Would you say setting up a Kickstarter for the book gives you a unique opportunity to create something fresh and new? I imagine a successful Kickstarter would help remove some of the barriers you might otherwise encounter when embarking on a project like this.
For small/micro publiers, Kickstarter is a game changer. This sort of higher-end project, with this calibre of contributors, artists, designers, and editors, rarely happens without the access to the level of financial capital Kickstarter provides. And, if most small publishers are being honest, having that capital is one of the largest barriers we face. We all dream big (what’s the point, otherwise?), but small publishing has never been the most lucrative endeavour ever.
As Kickstarter essentially works like a pre-order, it removes a great deal of the sales risk by having the customer help us financially put the product together from the outset. You know the market is there and that there is enough money in the pot to build the product, because it’s all there before you in black and white after the funding period closes. You just need to have not screwed up your financial target planning going into the project, allowed enough buffer to handle things that change or go wrong in the project, and be a decent enough project manager to bring it all together properly.
Nail all of that, and you’ll build something beautiful that can sit on yours and hundreds of other people’s shelves for years to come.
Thanks for taking part in the interview, Adrian it’s been great to talk to you. Finally, any future plans you can tell us about?
At this point, I have about six months of production laid out before me to deliver on. If we nail this project and I’m happy with how the whole thing went, then I’m off to brainstorm the next idea and indulge in this sleepless madness again next year!
In line with that, Michael R. Fletcher and Anna Smith-Spark have been working on another side project with GdM that is a little bit overdue (THANKS PANDEMIC) but well on the way. It’s a serial fiction release that’ll come out to our Patreon subscribers first to say thank you for all of the support they’ve shown us over the years, and then out to market likely as a single volume after the first season has run. I can’t wait for that to see the light of day.
Thanks for having me on the site, Alex!
Check out the Kickstarter for The King Must Fall HERE!
Adrian Collins runs Grimdark Magazine and loves anything to do with telling darker stories. Doesn’t matter the format, or when it was published or produced–just give him a grim story told in a dark world by a morally grey protagonist and this bloke’s in his happy place. Add in a barrel aged stout to sip on after a cheeky body surf under the Australian sun, and that’s his heaven.

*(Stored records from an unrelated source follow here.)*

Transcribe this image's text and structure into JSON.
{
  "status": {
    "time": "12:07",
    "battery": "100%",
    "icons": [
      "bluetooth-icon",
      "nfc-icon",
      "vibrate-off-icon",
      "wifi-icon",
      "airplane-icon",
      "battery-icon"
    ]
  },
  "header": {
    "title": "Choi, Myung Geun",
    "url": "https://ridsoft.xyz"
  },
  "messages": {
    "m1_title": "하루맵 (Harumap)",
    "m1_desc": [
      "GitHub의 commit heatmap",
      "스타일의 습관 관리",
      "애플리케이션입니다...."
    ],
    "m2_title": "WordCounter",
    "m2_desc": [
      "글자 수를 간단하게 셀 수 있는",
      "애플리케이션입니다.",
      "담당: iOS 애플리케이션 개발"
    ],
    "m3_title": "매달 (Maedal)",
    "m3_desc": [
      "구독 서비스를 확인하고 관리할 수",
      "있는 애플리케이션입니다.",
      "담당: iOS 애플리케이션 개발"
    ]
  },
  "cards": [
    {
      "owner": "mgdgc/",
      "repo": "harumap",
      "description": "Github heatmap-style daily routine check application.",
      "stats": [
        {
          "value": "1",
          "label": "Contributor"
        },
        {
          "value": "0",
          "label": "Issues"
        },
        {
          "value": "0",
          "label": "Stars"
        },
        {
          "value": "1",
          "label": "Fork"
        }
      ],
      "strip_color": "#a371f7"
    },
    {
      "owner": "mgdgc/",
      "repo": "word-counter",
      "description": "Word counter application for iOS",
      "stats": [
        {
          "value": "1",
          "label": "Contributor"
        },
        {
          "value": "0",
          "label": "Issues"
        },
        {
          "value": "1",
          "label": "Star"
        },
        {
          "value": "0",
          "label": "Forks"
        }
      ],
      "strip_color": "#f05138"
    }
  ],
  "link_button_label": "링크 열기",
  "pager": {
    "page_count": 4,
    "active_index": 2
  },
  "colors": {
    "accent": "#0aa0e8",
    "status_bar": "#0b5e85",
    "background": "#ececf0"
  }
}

Grimdark Magazine is run by people who love the grimdark direction that science fiction and fantasy seems to be taking. Things like the Horus Heresy and the First Law series are what get our hearts hammering with excitement. There is such a wealth of talent in the sub-genre and a genuine need for an ezine that deals specifically in the grittier nature of people in futuristic or fantasy settings that we felt compelled to get this ezine up and running.